Katherine Goble (Taraji P. Henson) is a quiet child prodigy in mathematics who is assigned to work under Al Harrison (Kevin Costner) and his team of male engineers who are coordinating the flights of Atlas rockets. Although Paul Stafford (Jim Parsons), the lead engineer, repeatedly tries to humiliate Katherine, Al opens doors for her after he senses the depth of her commitment to the project and the brilliance of her mathematical calculations. She comes up with one solution after another for problems and becomes the go-to person to confirm calculations.
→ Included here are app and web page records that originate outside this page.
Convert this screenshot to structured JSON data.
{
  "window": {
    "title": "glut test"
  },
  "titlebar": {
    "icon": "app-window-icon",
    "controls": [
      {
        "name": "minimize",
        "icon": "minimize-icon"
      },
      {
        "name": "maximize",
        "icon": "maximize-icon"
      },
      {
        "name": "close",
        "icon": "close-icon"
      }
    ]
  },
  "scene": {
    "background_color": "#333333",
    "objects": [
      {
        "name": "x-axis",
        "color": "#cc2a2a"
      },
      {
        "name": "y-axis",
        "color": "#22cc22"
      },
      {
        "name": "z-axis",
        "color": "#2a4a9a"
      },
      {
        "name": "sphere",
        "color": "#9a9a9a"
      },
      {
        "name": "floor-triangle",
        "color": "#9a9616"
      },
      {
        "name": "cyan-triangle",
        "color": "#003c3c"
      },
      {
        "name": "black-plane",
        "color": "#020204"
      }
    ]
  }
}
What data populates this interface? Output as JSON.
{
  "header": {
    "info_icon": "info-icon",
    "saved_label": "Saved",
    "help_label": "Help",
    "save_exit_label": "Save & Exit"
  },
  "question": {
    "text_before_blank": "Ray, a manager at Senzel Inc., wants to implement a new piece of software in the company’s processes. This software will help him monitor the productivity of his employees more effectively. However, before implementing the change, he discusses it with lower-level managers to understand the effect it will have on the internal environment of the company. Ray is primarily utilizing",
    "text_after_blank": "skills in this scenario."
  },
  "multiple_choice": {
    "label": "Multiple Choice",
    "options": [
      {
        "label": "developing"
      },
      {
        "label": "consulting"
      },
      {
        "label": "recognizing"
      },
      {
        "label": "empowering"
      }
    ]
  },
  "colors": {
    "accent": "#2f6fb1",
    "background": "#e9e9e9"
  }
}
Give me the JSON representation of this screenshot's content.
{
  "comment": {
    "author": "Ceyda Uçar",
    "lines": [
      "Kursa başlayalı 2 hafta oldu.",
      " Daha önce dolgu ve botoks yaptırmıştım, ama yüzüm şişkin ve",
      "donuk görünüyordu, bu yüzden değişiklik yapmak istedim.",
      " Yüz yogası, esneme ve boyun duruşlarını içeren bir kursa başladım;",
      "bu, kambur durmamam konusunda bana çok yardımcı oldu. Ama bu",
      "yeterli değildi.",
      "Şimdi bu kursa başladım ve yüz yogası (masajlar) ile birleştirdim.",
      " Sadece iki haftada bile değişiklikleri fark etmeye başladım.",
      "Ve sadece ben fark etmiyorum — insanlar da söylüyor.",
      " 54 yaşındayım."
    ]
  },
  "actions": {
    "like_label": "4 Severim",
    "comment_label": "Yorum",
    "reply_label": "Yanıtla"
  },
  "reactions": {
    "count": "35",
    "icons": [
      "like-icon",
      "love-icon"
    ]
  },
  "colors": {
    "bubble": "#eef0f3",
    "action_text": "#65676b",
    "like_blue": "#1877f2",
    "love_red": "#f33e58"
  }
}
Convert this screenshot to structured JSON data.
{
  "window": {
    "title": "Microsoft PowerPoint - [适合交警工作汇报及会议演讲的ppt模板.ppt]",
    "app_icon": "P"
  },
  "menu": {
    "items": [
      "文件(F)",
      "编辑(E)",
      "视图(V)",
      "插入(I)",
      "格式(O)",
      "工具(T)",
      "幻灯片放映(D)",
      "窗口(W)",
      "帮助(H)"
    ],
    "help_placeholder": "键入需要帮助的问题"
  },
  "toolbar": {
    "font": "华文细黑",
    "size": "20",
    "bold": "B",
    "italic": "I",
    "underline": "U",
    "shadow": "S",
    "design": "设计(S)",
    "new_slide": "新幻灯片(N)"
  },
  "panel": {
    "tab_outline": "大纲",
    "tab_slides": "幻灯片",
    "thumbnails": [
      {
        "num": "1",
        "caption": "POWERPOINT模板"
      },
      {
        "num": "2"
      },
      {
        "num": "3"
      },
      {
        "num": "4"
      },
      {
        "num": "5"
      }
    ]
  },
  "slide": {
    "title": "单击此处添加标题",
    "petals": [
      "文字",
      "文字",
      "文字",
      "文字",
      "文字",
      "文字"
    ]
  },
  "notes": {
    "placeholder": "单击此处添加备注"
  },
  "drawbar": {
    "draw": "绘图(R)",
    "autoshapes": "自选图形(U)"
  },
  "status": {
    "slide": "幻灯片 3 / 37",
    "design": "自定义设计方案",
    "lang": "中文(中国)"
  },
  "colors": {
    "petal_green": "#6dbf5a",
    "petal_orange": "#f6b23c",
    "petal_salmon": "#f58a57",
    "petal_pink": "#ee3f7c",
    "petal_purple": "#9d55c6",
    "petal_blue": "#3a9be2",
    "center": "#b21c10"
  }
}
Katherine's two best friends are Dorothy (Octavia Spencer) and Mary (Janelle Monáe) who also have to work harder than others to overcome the virulence of Jim Crow laws. Dorothy's racist boss, Vivian (Kirsten Dunst), blocks her advancement to head NASA's team of black women, even though she is doing all the work of a supervisor. Mary has to convince a judge to permit her to take courses in a racially segregated school in order to fulfill the requirements to enter NASA's engineering program. All three women are members of a lively black Christian church and Katherine, who has three children, is being slowly courted by a military officer (Mahershala Ali).
The patience and perseverance of these three African-American women is what makes this movie so moving. They manage to progress even in the face of blatant prejudice. They not only prove their gifts and talents, they do it with grace. The performances by Henson, Spencer, and Monáe shine and provide us with a portrait of three courageous fighters for justice.